3

Greg Lewis / Organ Monk: Uwo in the Black

Larry Taylor By

Sign in to view read count
Greg Lewis / Organ Monk: Uwo in the Black Uwo in the Black is organist Greg Lewis' second recording based on Thelonious Monk's music—in fact, it is the second in a projected trilogy. Lewis' debut in 2010, Organ Monk, gained high respect from critics. Whereas, the first effort was a trio affair, Lewis expands the group here by adding Reginald R. Woods on tenor saxophone. Woods' hard-edged tone and highly-charged style bring the flavor of Monk's regular tenor man Charlie Rouse to the studio. The sax also adds considerably to the powerful mix supplied by Lewis' Hammond C3 organ, Ron Jackson's gutsy guitar, and, most importantly, Nasheet Waitss' primal force on drums. The playlist includes ten Monk tunes, supplemented by four of Lewis' compositions.

Well schooled on piano, Lewis studied with the likes of Charles Mingus' pianist Jaki Byard and Miles Davis' early sideman Gil Coggins, who reportedly nicknamed him "Thelonious Hunk" for his deep knowledge of the legendary composer. Raised listening to gospel and Afro American music, Lewis brings his background to shape Monk into his own style. He rounds off Monk's jagged lines with the fuller-sounding organ, breathing new life into these unique compositions.

"Little Rootie Tootie" leads off, the infectious ditty a real hooker, starting slowly, it builds relentlessly until on organ, "all stops are out." Along the way, comes a fleet-fingered guitar solo and a masterly tenor passage. The rest of the selections have a tough time living up to this—but do. Lewis' composition, "In the Black—My Nephew," starts with a sax dirge which gives way to a wall of sound, organ on top, supported by a heavy drum ballast. "Bright Mississippi," is Monk's acid-etched look at the South. Written in 1962, the date of University of Mississippi racial demonstrations, the organ treatment projects a false jauntiness, seemingly taunting the Establishment. Monk's seldom heard, "Skippy" evokes the ups and downs on a roller coaster, as the drums heavily stir the carnival atmosphere, and soon admit the guitar for a solo turn. On "Thelonious," drums and organ duet, hand-in-hand for a swinging jog, cymbals and snares leading the repetitive, mesmerizing pace.

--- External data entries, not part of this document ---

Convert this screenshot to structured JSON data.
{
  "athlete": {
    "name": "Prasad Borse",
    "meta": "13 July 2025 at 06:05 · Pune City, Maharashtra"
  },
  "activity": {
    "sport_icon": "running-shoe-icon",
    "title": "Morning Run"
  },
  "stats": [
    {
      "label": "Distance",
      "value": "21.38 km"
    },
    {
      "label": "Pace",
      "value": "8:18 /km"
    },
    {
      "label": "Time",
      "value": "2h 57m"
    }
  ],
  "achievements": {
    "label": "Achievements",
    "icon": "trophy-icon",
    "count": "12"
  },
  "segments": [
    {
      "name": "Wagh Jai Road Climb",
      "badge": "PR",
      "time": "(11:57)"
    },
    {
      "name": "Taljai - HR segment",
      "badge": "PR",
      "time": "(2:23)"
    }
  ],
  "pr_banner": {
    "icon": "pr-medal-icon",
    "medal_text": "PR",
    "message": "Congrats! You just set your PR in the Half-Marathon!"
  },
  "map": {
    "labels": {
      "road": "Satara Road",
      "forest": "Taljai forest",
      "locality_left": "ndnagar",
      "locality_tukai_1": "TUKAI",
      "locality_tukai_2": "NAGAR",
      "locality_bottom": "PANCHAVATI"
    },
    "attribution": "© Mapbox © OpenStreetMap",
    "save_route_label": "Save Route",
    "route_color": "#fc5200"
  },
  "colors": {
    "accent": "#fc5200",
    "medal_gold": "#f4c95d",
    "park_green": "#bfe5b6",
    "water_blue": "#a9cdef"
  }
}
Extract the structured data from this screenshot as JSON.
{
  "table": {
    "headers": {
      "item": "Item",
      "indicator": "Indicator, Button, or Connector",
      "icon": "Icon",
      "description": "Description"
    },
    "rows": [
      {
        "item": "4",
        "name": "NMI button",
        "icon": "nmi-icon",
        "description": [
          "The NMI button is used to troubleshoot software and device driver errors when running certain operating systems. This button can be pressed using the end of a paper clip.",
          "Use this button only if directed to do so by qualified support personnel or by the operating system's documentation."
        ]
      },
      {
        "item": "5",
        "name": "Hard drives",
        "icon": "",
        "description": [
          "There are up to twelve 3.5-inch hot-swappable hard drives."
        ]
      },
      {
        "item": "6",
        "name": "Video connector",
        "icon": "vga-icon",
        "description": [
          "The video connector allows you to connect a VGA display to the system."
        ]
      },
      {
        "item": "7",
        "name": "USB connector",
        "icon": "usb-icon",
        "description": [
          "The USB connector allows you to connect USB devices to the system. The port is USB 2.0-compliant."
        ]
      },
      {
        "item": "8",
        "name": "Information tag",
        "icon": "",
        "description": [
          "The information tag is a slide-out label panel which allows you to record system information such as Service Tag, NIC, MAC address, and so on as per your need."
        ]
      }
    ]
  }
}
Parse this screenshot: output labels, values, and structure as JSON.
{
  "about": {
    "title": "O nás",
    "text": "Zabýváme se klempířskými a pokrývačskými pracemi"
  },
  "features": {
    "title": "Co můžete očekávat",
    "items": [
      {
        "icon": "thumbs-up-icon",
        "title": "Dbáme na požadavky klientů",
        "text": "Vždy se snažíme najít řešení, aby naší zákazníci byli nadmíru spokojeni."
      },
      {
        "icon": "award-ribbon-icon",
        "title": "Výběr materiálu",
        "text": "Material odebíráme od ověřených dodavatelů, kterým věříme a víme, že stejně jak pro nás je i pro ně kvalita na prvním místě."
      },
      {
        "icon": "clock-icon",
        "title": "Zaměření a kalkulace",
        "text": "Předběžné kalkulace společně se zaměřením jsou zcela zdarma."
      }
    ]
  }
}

Based on this second edition of the trilogy, the third and final part is highly anticipated.

Track Listing: Little Rootie Tootie; In The Black – My Nephew; Humph; Skippy; Ugly Beauty; Zion's Walk; GCP; Stuffy Turkey; Bright Mississippi; Thelonious; Why Not; Crepuscule With Nellie; Teo; 52nd Street Theme.

Personnel: Greg Lewis: Hammond C-3 organ; Ron Jackson: Guitar; Reginald R. Woods: tenor saxophone; Nasheet Waits: drums.

Year Released: 2012 | Record Label: Self Produced


Shop


Warning: mysql_fetch_object(): supplied argument is not a valid MySQL result resource in /home/websites/jazznearyou.com/www/html/templates/calendar/cal_related_cached.php on line 39

More Articles

Read Malnoia CD/LP/Track Review Malnoia
by Dan Bilawsky
Published: April 24, 2017
Read Get 'Em CD/LP/Track Review Get 'Em
by Dan McClenaghan
Published: April 24, 2017
Read Radioactive Landscapes EP CD/LP/Track Review Radioactive Landscapes EP
by Troy Dostert
Published: April 24, 2017
Read Wake Up Call CD/LP/Track Review Wake Up Call
by Glenn Astarita
Published: April 24, 2017
Read The Many Minds of Richie Cole CD/LP/Track Review The Many Minds of Richie Cole
by Rob Rosenblum
Published: April 24, 2017
Read LifeCycle CD/LP/Track Review LifeCycle
by Dan Bilawsky
Published: April 23, 2017
Read "True Love Collection" CD/LP/Track Review True Love Collection
by Roger Farbey
Published: November 24, 2016
Read "Southern Lights" CD/LP/Track Review Southern Lights
by Budd Kopman
Published: May 26, 2016
Read "The Hive" CD/LP/Track Review The Hive
by Dan McClenaghan
Published: November 14, 2016
Read "Ida Lupino" CD/LP/Track Review Ida Lupino
by Mark Sullivan
Published: September 15, 2016
Read "Duet" CD/LP/Track Review Duet
by Karl Ackermann
Published: September 30, 2016
Read "Of the Tree" CD/LP/Track Review Of the Tree
by Dave Wayne
Published: October 9, 2016

Post a comment

comments powered by Disqus

Support All About Jazz's Future

We need your help and we have a deal. Contribute $20 and we'll hide the six Google ads that appear on every page for a full year!